2. In class discussion, have students react to the three leaders: In what way are students like or different from the leaders they learned about? What do they admire about the leaders? Are there characteristics that they do not admire?
3. Have students write essays about themselves as leaders. Topics to include in the essays might include:
a. What abilities do I have that are similar to those of the leaders I have learned about?
b. What issues in my life, community, state, or nation need good leadership?
c. What do I see myself doing in the future to combine my personal abilities with the needs of the community, state, or nation?
4. Optional: have students explore stories of leaders from Hawaii (Ka’ianaa’ahu’ula) and Massachusetts (Nathaniel Bowditch of Salem) by reading their stories. Compare and contrast them with the Alaskan leaders, using the same criteria suggested above.
5. Optional: If you have access to the Anchorage School District videotape about Elizabeth Peratrovich’s struggle for Civil Rights in Alaska, show it in class. Alternatively, have students Google Elizabeth Peratrovich and share what they learn. Before showing the tape, provide historic and social context. The action takes place in the 1940s during World War II. Open discrimination is not only allowed, but actually written into the law. Remind students that since Alaska was not yet a state in 1945, the Senate that is dramatized in the film is the Territorial Senate.
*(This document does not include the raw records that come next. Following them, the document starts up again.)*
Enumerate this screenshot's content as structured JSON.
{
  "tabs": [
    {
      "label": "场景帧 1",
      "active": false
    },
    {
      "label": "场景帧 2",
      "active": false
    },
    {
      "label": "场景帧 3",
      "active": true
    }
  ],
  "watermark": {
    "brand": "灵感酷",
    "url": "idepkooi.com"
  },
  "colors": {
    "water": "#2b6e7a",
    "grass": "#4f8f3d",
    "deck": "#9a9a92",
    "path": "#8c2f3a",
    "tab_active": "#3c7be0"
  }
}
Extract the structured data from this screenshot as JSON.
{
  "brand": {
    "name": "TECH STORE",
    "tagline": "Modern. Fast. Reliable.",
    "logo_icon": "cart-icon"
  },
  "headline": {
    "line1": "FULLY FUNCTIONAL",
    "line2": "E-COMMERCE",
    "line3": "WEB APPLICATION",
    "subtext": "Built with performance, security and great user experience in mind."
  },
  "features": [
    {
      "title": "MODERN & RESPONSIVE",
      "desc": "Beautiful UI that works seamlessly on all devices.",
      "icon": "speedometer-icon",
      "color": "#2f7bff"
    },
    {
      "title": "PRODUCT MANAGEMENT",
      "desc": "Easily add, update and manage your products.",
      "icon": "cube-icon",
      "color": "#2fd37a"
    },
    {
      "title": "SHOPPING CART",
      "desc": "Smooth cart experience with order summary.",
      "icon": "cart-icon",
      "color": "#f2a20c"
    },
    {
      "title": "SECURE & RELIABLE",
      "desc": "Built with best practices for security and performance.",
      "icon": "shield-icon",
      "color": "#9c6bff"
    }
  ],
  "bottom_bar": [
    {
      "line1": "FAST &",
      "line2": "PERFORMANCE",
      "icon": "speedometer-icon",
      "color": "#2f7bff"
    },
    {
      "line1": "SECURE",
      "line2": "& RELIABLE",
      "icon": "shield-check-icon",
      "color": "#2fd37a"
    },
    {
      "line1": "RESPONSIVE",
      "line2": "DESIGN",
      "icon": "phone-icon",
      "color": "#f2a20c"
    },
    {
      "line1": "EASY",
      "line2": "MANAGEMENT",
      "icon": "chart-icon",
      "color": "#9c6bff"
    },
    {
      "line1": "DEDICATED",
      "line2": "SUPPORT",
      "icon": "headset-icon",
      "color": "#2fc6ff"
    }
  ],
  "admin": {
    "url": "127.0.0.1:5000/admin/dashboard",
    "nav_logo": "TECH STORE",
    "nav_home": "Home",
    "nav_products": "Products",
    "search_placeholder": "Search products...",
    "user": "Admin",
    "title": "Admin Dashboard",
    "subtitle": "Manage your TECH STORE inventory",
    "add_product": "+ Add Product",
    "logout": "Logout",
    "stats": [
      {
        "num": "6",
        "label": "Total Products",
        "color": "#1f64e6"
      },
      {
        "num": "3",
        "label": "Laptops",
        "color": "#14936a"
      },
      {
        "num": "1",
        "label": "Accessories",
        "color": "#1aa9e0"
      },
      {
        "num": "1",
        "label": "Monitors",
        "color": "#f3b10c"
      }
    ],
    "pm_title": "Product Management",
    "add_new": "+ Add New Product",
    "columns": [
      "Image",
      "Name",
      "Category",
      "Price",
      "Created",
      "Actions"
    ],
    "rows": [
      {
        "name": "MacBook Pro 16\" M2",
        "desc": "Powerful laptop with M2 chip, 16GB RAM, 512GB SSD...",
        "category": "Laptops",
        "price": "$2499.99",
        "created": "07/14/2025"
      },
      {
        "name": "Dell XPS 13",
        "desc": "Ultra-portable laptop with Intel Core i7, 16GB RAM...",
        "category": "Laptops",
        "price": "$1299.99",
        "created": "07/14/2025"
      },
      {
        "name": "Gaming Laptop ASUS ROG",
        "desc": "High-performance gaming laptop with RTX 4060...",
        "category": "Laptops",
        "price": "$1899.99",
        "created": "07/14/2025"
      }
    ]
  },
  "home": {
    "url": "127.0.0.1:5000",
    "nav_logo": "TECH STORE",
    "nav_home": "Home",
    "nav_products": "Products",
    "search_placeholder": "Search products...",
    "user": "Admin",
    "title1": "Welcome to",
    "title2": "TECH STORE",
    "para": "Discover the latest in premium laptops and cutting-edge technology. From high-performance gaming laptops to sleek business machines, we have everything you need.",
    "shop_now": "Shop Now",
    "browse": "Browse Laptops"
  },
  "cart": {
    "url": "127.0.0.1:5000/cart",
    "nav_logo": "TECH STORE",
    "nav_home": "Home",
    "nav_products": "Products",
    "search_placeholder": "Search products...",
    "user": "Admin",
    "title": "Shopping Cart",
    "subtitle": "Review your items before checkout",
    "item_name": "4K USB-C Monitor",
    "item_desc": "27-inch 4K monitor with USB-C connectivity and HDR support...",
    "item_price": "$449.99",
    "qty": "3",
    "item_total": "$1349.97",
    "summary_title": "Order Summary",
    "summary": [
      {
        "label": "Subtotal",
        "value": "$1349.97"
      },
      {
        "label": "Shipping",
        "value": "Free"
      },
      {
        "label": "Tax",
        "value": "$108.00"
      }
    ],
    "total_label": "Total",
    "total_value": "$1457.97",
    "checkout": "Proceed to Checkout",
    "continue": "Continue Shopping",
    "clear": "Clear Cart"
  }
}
Point out that Elizabeth and Roy Peratrovich were Tlingits, members of the Alaska Native Sisterhood and Brotherhood, organizations that had been founded some 30 years previously to foster equal rights for Alaska Natives.
6. After showing the tape, review Elizabeth Peratrovich’s story by asking:
a. Why did Elizabeth Peratrovich become involved in the Civil Rights effort?
b. What acts of discrimination did she personally observe?
c. What did she do about it?
d. How does the situation that existed in 1945 compare with life in Alaska today?
e. How would students react if they found themselves in situations similar to those Elizabeth Peratrovich describes?